Bananas, kale, grapefruit, milk – these sound like the makings of a healthy diet, right? And indeed, for most people, eating plenty of fresh fruit, vegetables and low-fat dairy is good for their health, while having a glass of wine or two or a cup of coffee is no drama either.
But what many may not know is that some foods interact badly with certain medications. This means your meal could end up reducing the efficacy of your drugs, or worse still, could become a health nightmare.
Avoid if you take -Bronchodilators for asthma
These help patients to breathe more easily by relaxing the muscles in the lungs and widening airways. Common side effects of these include palpitations, nervousness and excitability. When mixed with caffeine these risks are increased.Too much caffeine can also limit their effectiveness in an emergency, so speak to your GP if you are taking them but need caffeine too.
Avoid if you take - ACE inhibitors such as captopril, enalapril and fosinopril among others. ACE inhibitors lower blood pressure and treat heart failure by opening up blood vessels, so blood flows more efficiently.
Bananas (as well as oranges, leafy greens and certain salt substitutes) are high in potassium. Too much potassium can cause an irregular heartbeat and heart palpitations. Avoid eating large amounts of foods high in potassium if you're on ACE inhibitors, and tell your doctor if you're taking potassium supplements or diuretics.
Avoid if you take -Antihistamines, diabetes medicines or painkillers
Medicines often come with a warning to avoid alcohol. This is due to the pressure booze puts on your liver. Alcohol, paracetamol and codeine are metabolised by the liver and it will have to work harder to break down alcohol and medications at the same time. This can increase the risk of side effects from the medications, including drowsiness. Also, overworking your liver can eventually increase your risk of liver damage.
Avoid if you take a range of medicines including some lipid-altering agents/statins which lower the rate of production of bad cholesterol – anti-anxiety medicine buspirone, the anti-malaria drug quinine, the antibiotic erythromycin, or triazolam – a medication used to treat insomnia.
Chemicals in grapefruit interfere with how your body metabolises certain drugs, which can result in more of the medicine ending up in your bloodstream.

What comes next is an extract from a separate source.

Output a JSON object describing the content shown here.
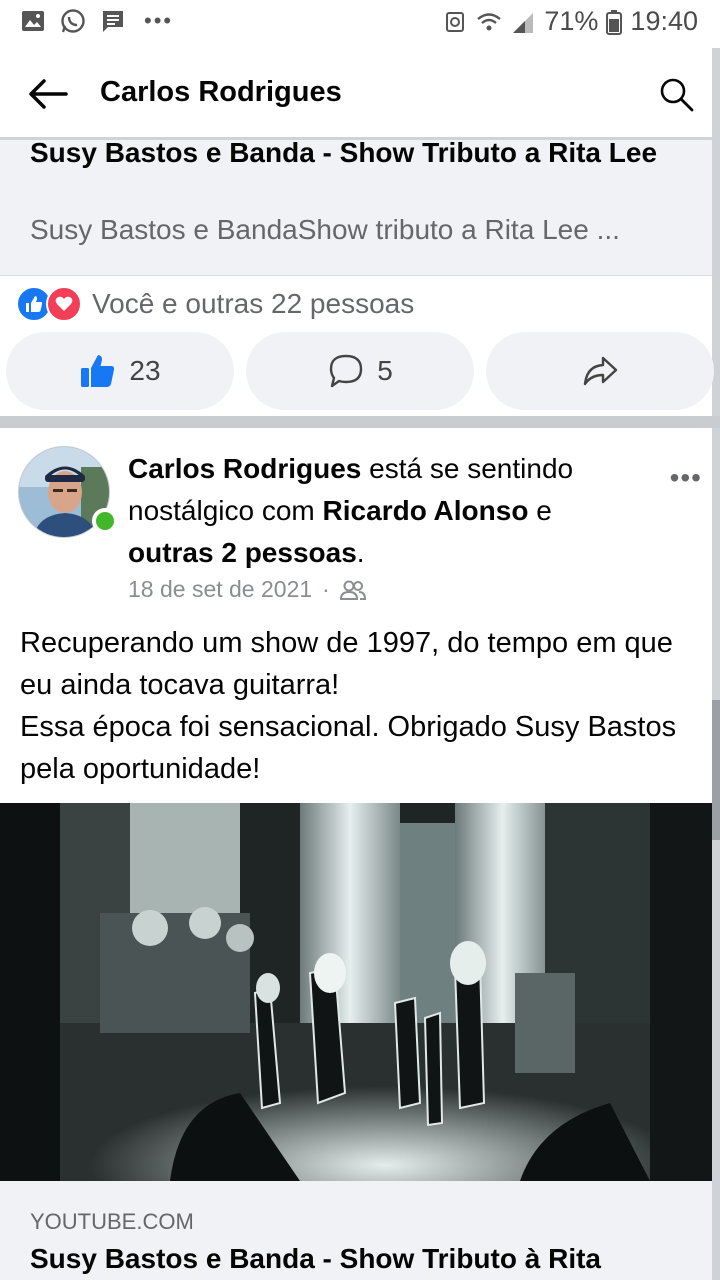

It can increase the chance of side effects if you're on the lipid-altering statins.
Avoid if you take -Antibiotics
Ciprofloxacin and tetracycline should be taken with a glass of water one hour before a meal or two hours after you have eaten.Food will interfere with the way these medications are absorbed by your body and dairy products, such as milk, will have the same effect. So while it might be tempting to take antibiotics with a glass of milk, don't.
6. Black liquorice
Avoid if you take glycosides like digoxin, which treat heart failure and abnormal heart rhythms.
Liquorice contains glycyrrhizin. Mixing digoxin with glycyrrhizin can cause irregular heartbeats and could even lead to a heart attack. Herbal liquorice extract can also interfere with a host of other medications including insulin, certain antidepressants, oral contraceptives, blood thinners, and some other medications.